Date: Mon, 18 Feb 2013 17:31:05 -0500 From: Monty Solomon <firstname.lastname@example.org> To: email@example.com. Subject: Cell phone tracking system reveals how traffic jams start Message-ID: <firstname.lastname@example.org> Cell phone tracking system reveals how traffic jams start Drivers tracked (anonymously) in bid to analyze citywide traffic patterns. by Jon Brodkin Feb 17 2013 Ars Technica Smartphones have changed the way we drive, both by adding new distractions and by helping us get where we're going with GPS-assisted directions and real-time information on traffic jams. But what if smartphones could help eliminate some traffic jams, instead of just warning us when they exist?
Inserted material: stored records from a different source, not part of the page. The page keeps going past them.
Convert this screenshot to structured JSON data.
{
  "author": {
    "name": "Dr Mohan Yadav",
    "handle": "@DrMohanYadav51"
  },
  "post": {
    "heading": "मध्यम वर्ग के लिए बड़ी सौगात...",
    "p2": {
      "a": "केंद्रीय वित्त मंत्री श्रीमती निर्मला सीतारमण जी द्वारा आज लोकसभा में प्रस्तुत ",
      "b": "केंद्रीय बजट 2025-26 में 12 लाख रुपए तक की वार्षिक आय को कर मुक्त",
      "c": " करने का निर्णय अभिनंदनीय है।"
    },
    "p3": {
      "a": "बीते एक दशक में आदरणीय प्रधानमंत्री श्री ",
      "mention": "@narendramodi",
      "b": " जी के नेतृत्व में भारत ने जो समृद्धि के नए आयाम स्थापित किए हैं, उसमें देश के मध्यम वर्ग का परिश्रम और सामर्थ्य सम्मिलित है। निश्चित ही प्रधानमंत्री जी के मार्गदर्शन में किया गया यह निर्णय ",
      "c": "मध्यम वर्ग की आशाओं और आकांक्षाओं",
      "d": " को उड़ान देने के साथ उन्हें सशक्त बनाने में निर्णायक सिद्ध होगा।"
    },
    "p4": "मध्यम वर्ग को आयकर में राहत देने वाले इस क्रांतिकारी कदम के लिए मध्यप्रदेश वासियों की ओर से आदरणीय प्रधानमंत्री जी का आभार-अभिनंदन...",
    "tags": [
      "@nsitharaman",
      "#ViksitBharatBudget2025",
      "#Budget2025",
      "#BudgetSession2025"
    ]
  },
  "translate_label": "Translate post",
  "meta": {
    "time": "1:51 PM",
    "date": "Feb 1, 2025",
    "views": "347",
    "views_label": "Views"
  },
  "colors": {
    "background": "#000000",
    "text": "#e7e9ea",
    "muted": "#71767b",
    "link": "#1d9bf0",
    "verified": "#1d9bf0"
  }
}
That's the goal of a study using cell phone records and GPS data to track drivers' movements and identify the sources of traffic. The Boston Globe described the study today, noting that MIT and UC-Berkeley analyzed the cell phone records of 680,000 Boston-area commuters through call logs, "which identify the towers used to transmit calls," allowing "the researchers to trace each individual's commute, anonymously, from origin to destination." This helped produce "one of the most detailed maps of urban traffic patterns ever constructed." ... http://arstechnica.com/information-technology/2013/02/cell-phone-tracking-system-reveals-how-traffic-jams-start/ http://bostonglobe.com/ideas/2013/02/17/traffic-which-boston-area-neighborhoods-are-blame/h5qqR3CrHDM3xCNsTqdYxH/story.html
TELECOM Digest is an electronic journal devoted mostly to telecom- munications topics. It is circulated anywhere there is email, in addition to Usenet, where it appears as the moderated newsgroup 'comp.dcom.telecom'. TELECOM Digest is a not-for-profit, mostly non-commercial educational service offered to the Internet by Bill Horne. All the contents of the Digest are compilation-copyrighted. You may reprint articles in some other media on an occasional basis, but please attribute my work and that of the original author. The Telecom Digest is moderated by Bill Horne.
43 Deerfield Road
Sharon MA 02067-2301
bill at horne dot net
This Digest is the oldest continuing e-journal about telecomm- unications on the Internet, having been founded in August, 1981 and published continuously since then. Our archives are available for your review/research. We believe we are the oldest e-zine/mailing list on the internet in any category! URL information: http://telecom-digest.org Copyright (C) 2013 TELECOM Digest. All rights reserved. Our attorney is Bill Levant, of Blue Bell, PA.
Finally, the Digest is funded by gifts from generous readers such as yourself who provide funding in amounts deemed appropriate. Your help is important and appreciated. A suggested donation of fifty dollars per year per reader is considered appropriate. See our address above. Please make at least a single donation to cover the cost of processing your name to the mailing list. All opinions expressed herein are deemed to be those of the author. Any organizations listed are for identification purposes only and messages should not be considered any official expression by the organization.